## EXERCISE MATERIAL:
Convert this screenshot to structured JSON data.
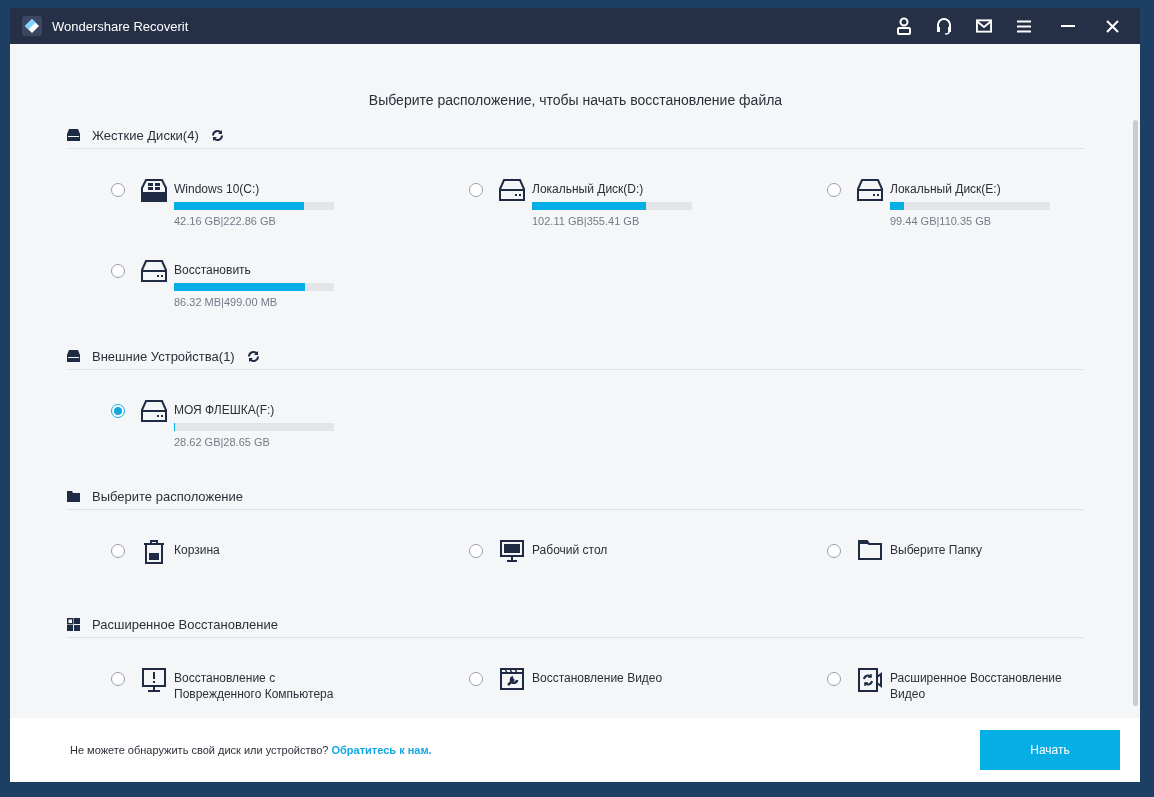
{
  "window": {
    "title": "Wondershare Recoverit"
  },
  "heading": "Выберите расположение, чтобы начать восстановление файла",
  "sections": [
    {
      "kind": "disk",
      "title": "Жесткие Диски(4)",
      "refreshable": true,
      "items": [
        {
          "kind": "system-drive",
          "name": "Windows 10(C:)",
          "level": 0.81,
          "usage": "42.16 GB|222.86 GB",
          "selected": false
        },
        {
          "kind": "drive",
          "name": "Локальный Диск(D:)",
          "level": 0.71,
          "usage": "102.11 GB|355.41 GB",
          "selected": false
        },
        {
          "kind": "drive",
          "name": "Локальный Диск(E:)",
          "level": 0.09,
          "usage": "99.44 GB|110.35 GB",
          "selected": false
        },
        {
          "kind": "drive",
          "name": "Восстановить",
          "level": 0.82,
          "usage": "86.32 MB|499.00 MB",
          "selected": false
        }
      ]
    },
    {
      "kind": "disk",
      "title": "Внешние Устройства(1)",
      "refreshable": true,
      "items": [
        {
          "kind": "drive",
          "name": "МОЯ ФЛЕШКА(F:)",
          "level": 0.001,
          "usage": "28.62 GB|28.65 GB",
          "selected": true
        }
      ]
    },
    {
      "kind": "location",
      "title": "Выберите расположение",
      "refreshable": false,
      "items": [
        {
          "kind": "trash",
          "name": "Корзина",
          "selected": false
        },
        {
          "kind": "desktop",
          "name": "Рабочий стол",
          "selected": false
        },
        {
          "kind": "folder",
          "name": "Выберите Папку",
          "selected": false
        }
      ]
    },
    {
      "kind": "advanced",
      "title": "Расширенное Восстановление",
      "refreshable": false,
      "items": [
        {
          "kind": "crash",
          "name": "Восстановление с Поврежденного Компьютера",
          "selected": false
        },
        {
          "kind": "video-repair",
          "name": "Восстановление Видео",
          "selected": false
        },
        {
          "kind": "advanced-video",
          "name": "Расширенное Восстановление Видео",
          "selected": false
        }
      ]
    }
  ],
  "footer": {
    "text": "Не можете обнаружить свой диск или устройство?",
    "link": "Обратитесь к нам.",
    "button": "Начать"
  }
}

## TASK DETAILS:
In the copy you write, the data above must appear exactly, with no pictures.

## TASK ANSWER:
Convert this screenshot to structured JSON data.
{
  "window": {
    "title": "Wondershare Recoverit"
  },
  "heading": "Выберите расположение, чтобы начать восстановление файла",
  "sections": [
    {
      "kind": "disk",
      "title": "Жесткие Диски(4)",
      "refreshable": true,
      "items": [
        {
          "kind": "system-drive",
          "name": "Windows 10(C:)",
          "level": 0.81,
          "usage": "42.16 GB|222.86 GB",
          "selected": false
        },
        {
          "kind": "drive",
          "name": "Локальный Диск(D:)",
          "level": 0.71,
          "usage": "102.11 GB|355.41 GB",
          "selected": false
        },
        {
          "kind": "drive",
          "name": "Локальный Диск(E:)",
          "level": 0.09,
          "usage": "99.44 GB|110.35 GB",
          "selected": false
        },
        {
          "kind": "drive",
          "name": "Восстановить",
          "level": 0.82,
          "usage": "86.32 MB|499.00 MB",
          "selected": false
        }
      ]
    },
    {
      "kind": "disk",
      "title": "Внешние Устройства(1)",
      "refreshable": true,
      "items": [
        {
          "kind": "drive",
          "name": "МОЯ ФЛЕШКА(F:)",
          "level": 0.001,
          "usage": "28.62 GB|28.65 GB",
          "selected": true
        }
      ]
    },
    {
      "kind": "location",
      "title": "Выберите расположение",
      "refreshable": false,
      "items": [
        {
          "kind": "trash",
          "name": "Корзина",
          "selected": false
        },
        {
          "kind": "desktop",
          "name": "Рабочий стол",
          "selected": false
        },
        {
          "kind": "folder",
          "name": "Выберите Папку",
          "selected": false
        }
      ]
    },
    {
      "kind": "advanced",
      "title": "Расширенное Восстановление",
      "refreshable": false,
      "items": [
        {
          "kind": "crash",
          "name": "Восстановление с Поврежденного Компьютера",
          "selected": false
        },
        {
          "kind": "video-repair",
          "name": "Восстановление Видео",
          "selected": false
        },
        {
          "kind": "advanced-video",
          "name": "Расширенное Восстановление Видео",
          "selected": false
        }
      ]
    }
  ],
  "footer": {
    "text": "Не можете обнаружить свой диск или устройство?",
    "link": "Обратитесь к нам.",
    "button": "Начать"
  }
}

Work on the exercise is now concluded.